From the critically acclaimed author of Bunny comes a horror-tinted, gothic fairy tale about a lonely dress shop clerk whose mother’s unexpected death sends her down a treacherous path in pursuit of youth and beauty. Can she escape her mother’s fate—and find a connection that is more than skin deep?
For as long as she can remember, Belle has been insidiously obsessed with her skin and skincare videos. When her estranged mother Noelle mysteriously dies, Belle finds herself back in Southern California, dealing with her mother’s considerable debts and grappling with lingering questions about her death. The stakes escalate when a strange woman in red appears at the funeral, offering a tantalizing clue about her mother’s demise, followed by a cryptic video about a transformative spa experience. With the help of a pair of red shoes, Belle is lured into the barbed embrace of La Maison de Méduse, the same lavish, culty spa to which her mother was devoted. There, Belle discovers the frightening secret behind her (and her mother’s) obsession with the mirror—and the great shimmering depths (and demons) that lurk on the other side of the glass.
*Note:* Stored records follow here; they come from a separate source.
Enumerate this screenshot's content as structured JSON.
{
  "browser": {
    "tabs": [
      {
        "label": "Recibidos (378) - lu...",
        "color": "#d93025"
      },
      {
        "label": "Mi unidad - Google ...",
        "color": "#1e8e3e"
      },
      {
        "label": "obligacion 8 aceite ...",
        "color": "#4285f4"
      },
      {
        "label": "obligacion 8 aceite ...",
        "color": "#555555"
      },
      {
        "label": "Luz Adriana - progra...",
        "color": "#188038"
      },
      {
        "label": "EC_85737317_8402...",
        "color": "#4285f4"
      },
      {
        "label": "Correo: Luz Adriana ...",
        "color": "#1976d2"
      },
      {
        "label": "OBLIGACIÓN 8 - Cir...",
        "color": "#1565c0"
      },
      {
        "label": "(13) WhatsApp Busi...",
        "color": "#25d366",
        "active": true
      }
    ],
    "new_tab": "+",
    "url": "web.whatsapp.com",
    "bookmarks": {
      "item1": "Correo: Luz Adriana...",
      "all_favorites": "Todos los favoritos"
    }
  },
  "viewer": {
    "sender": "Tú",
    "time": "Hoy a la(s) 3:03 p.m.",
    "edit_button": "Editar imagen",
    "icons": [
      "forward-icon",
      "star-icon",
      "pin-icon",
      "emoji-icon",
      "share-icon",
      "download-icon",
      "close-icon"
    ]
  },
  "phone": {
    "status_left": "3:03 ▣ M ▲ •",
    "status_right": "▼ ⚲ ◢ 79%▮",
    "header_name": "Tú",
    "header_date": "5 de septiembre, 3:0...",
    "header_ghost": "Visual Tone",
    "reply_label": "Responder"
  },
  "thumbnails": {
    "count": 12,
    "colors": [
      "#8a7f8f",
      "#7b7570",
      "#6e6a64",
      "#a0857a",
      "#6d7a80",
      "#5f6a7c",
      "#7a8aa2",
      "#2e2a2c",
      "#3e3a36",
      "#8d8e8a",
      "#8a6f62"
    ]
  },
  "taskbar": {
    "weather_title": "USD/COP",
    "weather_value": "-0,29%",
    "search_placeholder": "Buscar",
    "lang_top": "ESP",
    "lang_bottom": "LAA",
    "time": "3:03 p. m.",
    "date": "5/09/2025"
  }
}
Snow White meets Eyes Wide Shut in this surreal descent into the dark side of beauty, envy, grief, and the complicated love between mothers and daughters. With black humor and seductive horror, Rouge explores the cult-like nature of the beauty industry—as well as the danger of internalizing its pitiless gaze. Brimming with California sunshine and blood-red rose petals, Rouge holds up a warped mirror to our relationship with mortality, our collective fixation with the surface, and the wondrous, deep longing that might lie beneath.
“You’re going to go on quite a journey together,” she says.
“Oh yes. A marvelous journey. Un voyage merveilleux. I can feel it.”
“What sort of journey?” I ask.
She looks at me likewhat a question. “The only journey that matters in the end, Daughter of Noelle.”
“Retinol?” I whisper.
“The soul. A journey of the soul, of course.”
And the white jellyfish in my palm quivers.
Interrupting my short review roundups because Mona Awad is a genius and Rouge deserves all the flowers. It’s absolutely magnifique.
Rouge was my first foray into Awad’s writing and it most certainly won’t be the last.
It’s a dark, head-spinning fairy tale about a young woman who, following the death of her mother, spirals down a dangerous path filled with obsession over beauty and youth.
Mira starts the story in Montreal, estranged from her mother and working in a local dress shop. In her spare time, she obsessively watches influencer skincare videos and painstakingly attempts to recreate their regimes in search of her own skin perfection. Travelling back to her mother’s home in La Jolla, Mira is embraced by an exclusive spa called La Maison de Méduse which is harbouring a horrific secret. There, Mira learns more about her mother’s obsession with appearance and the dark path that led to her demise.
Rouge is a darkly fun and deeply emotional fever dream that has stayed with me long after finishing the last page. At the novel’s forefront is loss and grief, as well as the complex dynamics of mother-daughter relationships. However, Awad also uses the novel as a powerful critique of the beauty industry, particularly how our desire to conform to beauty ideals can lead to a loss of self. Parrallels can be drawn between La Maison de Méduse and the multitudes of companies that prey upon the insecurities of women. Awad explores feelings of self-loathing, particularly from the perspective of someone with dual heritage as well as how women’s self-worth is too often tied to the pursuit of unrealisitic beauty standards and the impact that this has on one’s mental health – I’m looking at you Instagram influencers!
All of this is written in a surreal, heady dream where we’re not quite sure what is real and who to trust. Filling the pages of Rouge are lush red, white and black imagery with a strong undercurrent of tension. It’s an instantly captivating, wildly entertaining and thought-provoking read with the perfect infusion of horror, dark comedy and important social commentary. The ending also had me sobbing tears! It’s so surreal and bizarre and if it had been any other author, it probably wouldn’t have worked but because it was Awad, it was so beautiful. I’m DYING to see this made into a movie because Awad’s imagery is so vivid throughout the novel that it would be remarkable, especially the jellyfish!
I was not expecting Rouge to move me the way it did. It’s still haunts me to this day and has very quickly become one of my all time favourite reads. Mona Awad, I bow down to you.